* WHAT IS BEING ASKED *
Work out how many lines in this listing hold the word "const", and give the number with nothing added.

* DATASET ENTRIES *
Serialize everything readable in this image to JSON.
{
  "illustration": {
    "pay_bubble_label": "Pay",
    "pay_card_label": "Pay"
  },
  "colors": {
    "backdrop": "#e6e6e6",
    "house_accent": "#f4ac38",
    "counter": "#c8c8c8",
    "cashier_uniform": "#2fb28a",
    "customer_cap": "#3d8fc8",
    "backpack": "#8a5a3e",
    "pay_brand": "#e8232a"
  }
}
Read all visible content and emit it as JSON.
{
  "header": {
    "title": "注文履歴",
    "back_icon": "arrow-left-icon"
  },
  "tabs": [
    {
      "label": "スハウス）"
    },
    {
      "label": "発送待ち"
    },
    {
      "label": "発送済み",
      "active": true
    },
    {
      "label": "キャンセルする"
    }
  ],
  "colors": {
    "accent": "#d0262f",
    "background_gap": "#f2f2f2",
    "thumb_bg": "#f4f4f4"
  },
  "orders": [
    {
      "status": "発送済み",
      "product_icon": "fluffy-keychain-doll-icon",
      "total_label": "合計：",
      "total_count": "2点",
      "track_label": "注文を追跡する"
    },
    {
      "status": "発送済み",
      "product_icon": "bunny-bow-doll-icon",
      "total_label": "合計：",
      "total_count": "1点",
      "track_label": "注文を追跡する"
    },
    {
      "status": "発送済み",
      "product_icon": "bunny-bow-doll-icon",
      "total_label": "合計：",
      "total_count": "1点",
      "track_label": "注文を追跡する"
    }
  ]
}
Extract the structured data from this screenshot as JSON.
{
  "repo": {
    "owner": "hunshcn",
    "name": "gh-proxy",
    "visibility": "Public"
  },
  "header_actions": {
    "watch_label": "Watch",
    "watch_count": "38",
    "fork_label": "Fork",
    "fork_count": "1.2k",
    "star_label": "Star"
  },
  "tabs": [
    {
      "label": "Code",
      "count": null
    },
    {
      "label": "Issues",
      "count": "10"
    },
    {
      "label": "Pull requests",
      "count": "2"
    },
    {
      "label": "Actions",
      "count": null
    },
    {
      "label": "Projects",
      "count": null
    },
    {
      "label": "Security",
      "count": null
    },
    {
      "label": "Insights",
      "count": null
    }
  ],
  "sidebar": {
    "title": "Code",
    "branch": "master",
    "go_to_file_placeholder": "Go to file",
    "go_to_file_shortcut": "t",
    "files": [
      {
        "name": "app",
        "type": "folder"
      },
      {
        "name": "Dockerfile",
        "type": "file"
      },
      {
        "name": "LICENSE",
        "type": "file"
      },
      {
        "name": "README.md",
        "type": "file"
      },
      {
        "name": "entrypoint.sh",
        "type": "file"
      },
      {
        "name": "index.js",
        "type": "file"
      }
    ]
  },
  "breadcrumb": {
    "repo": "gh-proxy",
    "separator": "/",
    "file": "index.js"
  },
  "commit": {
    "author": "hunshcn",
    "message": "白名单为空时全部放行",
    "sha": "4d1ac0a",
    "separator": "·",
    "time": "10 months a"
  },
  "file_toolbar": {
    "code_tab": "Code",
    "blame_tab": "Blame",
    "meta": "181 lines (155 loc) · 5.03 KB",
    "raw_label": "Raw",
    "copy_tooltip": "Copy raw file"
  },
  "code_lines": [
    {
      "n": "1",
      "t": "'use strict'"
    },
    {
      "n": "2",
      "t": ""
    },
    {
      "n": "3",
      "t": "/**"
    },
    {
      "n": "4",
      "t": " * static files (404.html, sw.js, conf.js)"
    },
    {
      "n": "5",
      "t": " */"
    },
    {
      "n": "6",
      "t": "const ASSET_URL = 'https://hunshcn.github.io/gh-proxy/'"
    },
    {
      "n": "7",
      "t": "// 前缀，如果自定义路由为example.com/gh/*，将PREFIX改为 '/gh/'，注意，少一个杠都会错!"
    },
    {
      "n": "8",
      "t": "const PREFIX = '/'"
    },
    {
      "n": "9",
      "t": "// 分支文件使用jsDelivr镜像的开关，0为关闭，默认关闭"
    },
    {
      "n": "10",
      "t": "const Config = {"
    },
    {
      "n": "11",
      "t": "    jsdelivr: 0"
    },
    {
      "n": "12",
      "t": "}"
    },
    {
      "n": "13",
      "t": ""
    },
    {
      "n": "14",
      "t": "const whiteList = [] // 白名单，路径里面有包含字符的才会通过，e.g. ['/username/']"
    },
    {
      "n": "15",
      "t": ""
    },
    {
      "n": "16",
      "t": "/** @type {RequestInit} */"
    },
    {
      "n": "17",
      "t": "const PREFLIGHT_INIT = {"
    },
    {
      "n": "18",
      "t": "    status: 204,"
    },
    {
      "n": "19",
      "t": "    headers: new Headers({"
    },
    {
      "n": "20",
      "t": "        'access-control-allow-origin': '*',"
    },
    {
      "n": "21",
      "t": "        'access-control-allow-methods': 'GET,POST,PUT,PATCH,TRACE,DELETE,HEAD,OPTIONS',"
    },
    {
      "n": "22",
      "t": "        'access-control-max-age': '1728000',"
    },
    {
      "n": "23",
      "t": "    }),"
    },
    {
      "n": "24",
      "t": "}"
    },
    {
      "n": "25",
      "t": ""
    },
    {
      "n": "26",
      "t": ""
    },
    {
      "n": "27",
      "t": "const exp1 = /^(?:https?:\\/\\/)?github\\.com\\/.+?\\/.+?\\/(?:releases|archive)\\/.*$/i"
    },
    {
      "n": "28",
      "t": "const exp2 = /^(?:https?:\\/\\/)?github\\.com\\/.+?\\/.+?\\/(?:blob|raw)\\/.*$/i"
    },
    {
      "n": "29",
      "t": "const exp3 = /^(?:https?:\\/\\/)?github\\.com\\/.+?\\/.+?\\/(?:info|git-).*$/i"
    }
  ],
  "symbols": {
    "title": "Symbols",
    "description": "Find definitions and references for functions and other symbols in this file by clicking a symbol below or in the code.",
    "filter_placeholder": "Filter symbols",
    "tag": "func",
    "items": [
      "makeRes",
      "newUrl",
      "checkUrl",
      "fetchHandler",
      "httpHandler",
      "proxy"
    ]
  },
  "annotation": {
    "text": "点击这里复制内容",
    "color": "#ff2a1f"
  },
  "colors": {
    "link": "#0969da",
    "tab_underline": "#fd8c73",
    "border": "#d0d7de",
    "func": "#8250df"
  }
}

* WRITTEN ANSWER *
8